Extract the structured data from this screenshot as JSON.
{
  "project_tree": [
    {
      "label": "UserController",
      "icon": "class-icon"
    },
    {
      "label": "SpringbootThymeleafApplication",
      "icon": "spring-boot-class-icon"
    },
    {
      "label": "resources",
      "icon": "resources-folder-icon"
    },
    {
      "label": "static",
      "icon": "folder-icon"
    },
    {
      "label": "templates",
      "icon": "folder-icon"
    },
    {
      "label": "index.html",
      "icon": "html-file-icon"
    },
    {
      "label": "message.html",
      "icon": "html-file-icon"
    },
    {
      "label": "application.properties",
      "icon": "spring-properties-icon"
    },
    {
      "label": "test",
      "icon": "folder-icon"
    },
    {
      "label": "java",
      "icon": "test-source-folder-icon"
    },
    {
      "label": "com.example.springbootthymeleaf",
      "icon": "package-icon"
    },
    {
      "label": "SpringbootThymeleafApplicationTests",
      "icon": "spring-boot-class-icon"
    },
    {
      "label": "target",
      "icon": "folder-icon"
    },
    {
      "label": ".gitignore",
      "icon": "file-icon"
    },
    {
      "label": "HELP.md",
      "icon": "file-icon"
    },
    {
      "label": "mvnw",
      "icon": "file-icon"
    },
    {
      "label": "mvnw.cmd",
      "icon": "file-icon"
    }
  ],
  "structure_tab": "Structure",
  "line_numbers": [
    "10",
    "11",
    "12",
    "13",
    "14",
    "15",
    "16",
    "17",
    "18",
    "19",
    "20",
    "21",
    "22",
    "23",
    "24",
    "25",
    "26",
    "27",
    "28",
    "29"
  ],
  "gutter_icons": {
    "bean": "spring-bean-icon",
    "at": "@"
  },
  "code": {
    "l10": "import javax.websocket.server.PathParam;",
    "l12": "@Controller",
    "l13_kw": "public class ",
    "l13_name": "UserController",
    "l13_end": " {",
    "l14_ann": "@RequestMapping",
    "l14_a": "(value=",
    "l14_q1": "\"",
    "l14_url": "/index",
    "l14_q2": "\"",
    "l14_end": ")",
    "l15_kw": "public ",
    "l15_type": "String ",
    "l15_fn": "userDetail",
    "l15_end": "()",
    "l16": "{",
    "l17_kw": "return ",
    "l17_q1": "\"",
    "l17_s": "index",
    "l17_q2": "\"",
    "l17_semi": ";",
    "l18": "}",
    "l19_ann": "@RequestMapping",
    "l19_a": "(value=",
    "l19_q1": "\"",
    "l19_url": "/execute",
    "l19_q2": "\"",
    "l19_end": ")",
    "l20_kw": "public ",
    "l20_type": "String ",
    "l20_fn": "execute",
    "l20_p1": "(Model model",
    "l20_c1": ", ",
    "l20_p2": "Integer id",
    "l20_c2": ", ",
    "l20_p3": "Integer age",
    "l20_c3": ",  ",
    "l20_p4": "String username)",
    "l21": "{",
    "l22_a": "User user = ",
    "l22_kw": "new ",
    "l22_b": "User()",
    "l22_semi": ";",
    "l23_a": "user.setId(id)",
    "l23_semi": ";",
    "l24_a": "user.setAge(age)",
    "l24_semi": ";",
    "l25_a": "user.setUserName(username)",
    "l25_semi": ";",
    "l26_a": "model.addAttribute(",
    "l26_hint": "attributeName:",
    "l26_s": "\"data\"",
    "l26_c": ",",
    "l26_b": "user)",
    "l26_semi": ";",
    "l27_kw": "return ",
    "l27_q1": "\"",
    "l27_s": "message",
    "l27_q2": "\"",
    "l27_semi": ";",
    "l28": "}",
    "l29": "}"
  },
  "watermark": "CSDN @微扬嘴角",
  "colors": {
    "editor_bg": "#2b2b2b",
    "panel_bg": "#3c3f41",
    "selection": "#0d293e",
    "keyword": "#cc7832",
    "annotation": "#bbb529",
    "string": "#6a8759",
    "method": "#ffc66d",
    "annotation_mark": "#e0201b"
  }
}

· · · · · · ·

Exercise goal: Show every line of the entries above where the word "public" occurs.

The answer:
    "l13_kw": "public class ",
    "l15_kw": "public ",
    "l20_kw": "public ",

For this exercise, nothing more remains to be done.